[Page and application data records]
"""

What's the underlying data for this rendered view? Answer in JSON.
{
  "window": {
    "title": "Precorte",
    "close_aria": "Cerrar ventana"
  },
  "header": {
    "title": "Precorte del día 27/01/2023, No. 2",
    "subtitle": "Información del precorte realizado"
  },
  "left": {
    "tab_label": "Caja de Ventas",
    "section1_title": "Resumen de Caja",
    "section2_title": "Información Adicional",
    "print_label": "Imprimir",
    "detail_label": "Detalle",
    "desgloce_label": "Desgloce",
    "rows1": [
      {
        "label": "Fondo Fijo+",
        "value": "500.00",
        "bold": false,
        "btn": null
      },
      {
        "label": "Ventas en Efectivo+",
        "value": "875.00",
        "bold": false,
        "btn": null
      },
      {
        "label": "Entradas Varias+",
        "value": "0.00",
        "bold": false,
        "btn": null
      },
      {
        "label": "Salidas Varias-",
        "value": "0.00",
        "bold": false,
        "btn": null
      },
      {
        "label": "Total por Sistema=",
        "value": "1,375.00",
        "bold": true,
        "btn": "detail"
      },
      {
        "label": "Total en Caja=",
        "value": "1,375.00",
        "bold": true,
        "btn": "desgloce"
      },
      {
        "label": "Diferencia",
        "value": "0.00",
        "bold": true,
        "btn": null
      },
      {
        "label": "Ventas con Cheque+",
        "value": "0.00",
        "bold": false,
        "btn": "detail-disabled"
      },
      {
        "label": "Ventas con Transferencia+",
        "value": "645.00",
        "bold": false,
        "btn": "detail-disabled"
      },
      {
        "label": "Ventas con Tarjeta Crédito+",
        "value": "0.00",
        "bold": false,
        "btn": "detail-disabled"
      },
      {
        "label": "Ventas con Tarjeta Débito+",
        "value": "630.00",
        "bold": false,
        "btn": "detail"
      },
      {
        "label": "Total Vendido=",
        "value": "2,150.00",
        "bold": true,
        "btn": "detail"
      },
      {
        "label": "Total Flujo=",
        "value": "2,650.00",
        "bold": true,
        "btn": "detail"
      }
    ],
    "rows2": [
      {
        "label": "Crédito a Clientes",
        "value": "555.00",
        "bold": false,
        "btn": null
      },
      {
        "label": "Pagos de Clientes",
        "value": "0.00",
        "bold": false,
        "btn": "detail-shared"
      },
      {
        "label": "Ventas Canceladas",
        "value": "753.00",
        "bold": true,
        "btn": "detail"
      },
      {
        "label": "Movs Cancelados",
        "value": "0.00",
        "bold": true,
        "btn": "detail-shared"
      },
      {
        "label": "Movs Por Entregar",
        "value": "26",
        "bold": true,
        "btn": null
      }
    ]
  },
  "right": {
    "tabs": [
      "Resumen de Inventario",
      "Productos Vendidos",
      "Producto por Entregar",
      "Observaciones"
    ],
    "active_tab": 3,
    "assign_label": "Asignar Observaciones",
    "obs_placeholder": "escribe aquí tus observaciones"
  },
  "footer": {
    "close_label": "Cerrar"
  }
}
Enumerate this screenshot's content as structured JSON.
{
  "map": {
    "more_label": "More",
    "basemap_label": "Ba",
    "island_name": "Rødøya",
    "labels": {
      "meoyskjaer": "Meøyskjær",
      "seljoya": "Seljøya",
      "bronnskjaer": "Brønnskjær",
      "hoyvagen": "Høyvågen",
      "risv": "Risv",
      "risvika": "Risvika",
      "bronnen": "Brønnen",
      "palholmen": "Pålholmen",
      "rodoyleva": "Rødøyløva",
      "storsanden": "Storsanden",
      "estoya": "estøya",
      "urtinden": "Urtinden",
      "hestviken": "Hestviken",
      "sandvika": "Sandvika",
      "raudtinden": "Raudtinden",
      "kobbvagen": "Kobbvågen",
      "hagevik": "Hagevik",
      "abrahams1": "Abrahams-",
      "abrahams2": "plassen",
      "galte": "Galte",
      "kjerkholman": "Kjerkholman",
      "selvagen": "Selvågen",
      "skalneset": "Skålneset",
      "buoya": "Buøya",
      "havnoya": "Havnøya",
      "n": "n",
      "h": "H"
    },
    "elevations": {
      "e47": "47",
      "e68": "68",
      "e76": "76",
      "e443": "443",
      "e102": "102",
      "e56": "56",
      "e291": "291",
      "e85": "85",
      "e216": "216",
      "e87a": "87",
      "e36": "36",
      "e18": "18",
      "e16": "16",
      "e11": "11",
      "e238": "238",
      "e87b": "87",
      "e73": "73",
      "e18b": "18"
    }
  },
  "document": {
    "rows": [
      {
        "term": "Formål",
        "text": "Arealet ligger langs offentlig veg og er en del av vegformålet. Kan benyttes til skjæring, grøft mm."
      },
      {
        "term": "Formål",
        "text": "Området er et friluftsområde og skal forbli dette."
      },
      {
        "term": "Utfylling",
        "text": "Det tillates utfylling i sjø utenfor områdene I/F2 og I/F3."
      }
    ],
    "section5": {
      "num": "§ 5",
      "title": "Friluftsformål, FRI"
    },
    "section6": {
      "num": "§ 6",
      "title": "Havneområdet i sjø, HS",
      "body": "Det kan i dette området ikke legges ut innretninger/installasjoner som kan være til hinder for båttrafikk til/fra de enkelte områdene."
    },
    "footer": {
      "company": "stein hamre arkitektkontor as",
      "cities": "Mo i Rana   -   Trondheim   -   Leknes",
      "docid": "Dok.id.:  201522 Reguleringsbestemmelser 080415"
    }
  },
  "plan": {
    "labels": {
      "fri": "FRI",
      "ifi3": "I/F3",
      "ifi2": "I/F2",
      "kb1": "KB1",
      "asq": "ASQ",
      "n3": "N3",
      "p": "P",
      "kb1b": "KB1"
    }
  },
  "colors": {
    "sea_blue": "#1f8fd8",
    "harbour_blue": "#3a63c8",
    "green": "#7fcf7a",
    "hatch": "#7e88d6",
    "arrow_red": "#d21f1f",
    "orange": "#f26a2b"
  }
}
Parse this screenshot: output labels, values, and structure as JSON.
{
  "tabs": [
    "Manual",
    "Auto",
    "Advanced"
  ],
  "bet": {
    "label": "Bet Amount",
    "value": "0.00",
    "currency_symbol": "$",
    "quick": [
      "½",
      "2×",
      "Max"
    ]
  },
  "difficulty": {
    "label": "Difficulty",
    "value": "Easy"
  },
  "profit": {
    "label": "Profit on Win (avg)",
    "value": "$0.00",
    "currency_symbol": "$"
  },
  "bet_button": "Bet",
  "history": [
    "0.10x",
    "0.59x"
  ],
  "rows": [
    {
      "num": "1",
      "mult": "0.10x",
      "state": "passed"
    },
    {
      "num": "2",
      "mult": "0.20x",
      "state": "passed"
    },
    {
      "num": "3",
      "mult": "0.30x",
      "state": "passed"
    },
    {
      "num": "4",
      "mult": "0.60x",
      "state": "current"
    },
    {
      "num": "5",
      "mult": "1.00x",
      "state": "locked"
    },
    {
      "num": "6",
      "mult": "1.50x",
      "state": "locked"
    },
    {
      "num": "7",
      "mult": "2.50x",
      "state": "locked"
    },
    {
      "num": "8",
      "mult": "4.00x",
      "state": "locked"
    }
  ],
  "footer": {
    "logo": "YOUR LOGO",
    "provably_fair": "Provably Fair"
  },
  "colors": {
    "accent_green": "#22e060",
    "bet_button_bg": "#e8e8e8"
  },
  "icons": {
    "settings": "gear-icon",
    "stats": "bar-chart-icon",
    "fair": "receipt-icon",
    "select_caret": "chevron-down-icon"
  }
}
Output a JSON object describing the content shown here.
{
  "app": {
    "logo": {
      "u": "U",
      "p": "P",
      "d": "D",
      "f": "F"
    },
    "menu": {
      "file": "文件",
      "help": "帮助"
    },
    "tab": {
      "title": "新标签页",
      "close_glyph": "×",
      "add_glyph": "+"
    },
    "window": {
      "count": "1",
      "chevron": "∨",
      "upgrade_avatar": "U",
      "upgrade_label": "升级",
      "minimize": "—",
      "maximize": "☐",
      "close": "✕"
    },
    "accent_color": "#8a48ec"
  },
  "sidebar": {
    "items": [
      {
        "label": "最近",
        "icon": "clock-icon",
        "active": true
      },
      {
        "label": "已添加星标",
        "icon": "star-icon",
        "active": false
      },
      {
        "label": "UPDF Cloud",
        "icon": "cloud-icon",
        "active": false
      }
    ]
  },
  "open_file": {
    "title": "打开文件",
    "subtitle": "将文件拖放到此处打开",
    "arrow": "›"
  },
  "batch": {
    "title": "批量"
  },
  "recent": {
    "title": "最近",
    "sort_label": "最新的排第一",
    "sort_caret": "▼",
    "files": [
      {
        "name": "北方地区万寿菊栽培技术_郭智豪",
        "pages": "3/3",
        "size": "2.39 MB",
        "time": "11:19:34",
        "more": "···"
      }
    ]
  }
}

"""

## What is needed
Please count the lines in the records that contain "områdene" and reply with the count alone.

## Written response
2